# [What is expected]
Go through the records and report each line in which the word "name" occurs.

-------- Given records --------

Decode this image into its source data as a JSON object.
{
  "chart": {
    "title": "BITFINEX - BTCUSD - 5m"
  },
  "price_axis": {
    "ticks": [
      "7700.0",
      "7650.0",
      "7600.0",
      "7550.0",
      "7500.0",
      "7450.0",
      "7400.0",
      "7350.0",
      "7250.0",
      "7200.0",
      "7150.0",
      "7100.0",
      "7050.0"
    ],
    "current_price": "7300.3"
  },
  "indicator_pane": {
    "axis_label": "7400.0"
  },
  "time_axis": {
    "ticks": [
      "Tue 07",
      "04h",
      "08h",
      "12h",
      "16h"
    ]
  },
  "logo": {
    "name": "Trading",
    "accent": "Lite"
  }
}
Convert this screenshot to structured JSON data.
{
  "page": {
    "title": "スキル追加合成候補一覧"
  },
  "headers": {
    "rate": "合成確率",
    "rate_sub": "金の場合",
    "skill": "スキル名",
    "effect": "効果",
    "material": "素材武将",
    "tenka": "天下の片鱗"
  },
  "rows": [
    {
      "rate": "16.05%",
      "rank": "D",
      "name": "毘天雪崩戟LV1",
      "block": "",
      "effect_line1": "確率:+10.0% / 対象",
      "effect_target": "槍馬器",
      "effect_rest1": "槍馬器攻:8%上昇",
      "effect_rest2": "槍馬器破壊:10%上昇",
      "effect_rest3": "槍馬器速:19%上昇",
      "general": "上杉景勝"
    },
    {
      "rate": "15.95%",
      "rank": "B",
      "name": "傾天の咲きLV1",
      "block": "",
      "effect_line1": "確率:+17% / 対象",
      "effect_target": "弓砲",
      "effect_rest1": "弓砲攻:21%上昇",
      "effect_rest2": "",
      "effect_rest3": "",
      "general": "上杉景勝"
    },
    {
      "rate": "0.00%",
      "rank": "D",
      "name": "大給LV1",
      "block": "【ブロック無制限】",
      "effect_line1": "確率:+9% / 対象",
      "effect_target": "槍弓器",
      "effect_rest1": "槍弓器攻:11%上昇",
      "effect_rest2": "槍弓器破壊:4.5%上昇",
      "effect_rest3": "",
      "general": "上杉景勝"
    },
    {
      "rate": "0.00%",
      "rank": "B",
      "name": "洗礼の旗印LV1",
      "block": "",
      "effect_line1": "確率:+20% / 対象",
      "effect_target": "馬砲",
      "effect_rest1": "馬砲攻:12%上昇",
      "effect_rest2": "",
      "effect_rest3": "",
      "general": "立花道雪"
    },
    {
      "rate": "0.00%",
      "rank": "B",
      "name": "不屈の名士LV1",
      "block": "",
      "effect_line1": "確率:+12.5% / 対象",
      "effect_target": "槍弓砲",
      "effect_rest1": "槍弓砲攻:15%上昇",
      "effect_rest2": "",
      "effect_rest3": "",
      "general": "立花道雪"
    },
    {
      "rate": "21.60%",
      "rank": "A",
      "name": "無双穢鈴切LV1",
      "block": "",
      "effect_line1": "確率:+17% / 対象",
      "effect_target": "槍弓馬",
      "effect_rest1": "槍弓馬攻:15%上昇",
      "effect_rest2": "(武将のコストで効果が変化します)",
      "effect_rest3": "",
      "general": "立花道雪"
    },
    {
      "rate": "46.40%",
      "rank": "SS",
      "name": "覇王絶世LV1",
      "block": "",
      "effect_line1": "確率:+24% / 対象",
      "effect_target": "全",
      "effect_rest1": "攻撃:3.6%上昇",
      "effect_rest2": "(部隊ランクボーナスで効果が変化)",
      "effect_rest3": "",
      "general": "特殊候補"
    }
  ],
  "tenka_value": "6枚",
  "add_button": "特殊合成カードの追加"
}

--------

# [Solution to the exercise]
    "name": "Trading",
      "name": "毘天雪崩戟LV1",
      "name": "傾天の咲きLV1",
      "name": "大給LV1",
      "name": "洗礼の旗印LV1",
      "name": "不屈の名士LV1",
      "name": "無双穢鈴切LV1",
      "name": "覇王絶世LV1",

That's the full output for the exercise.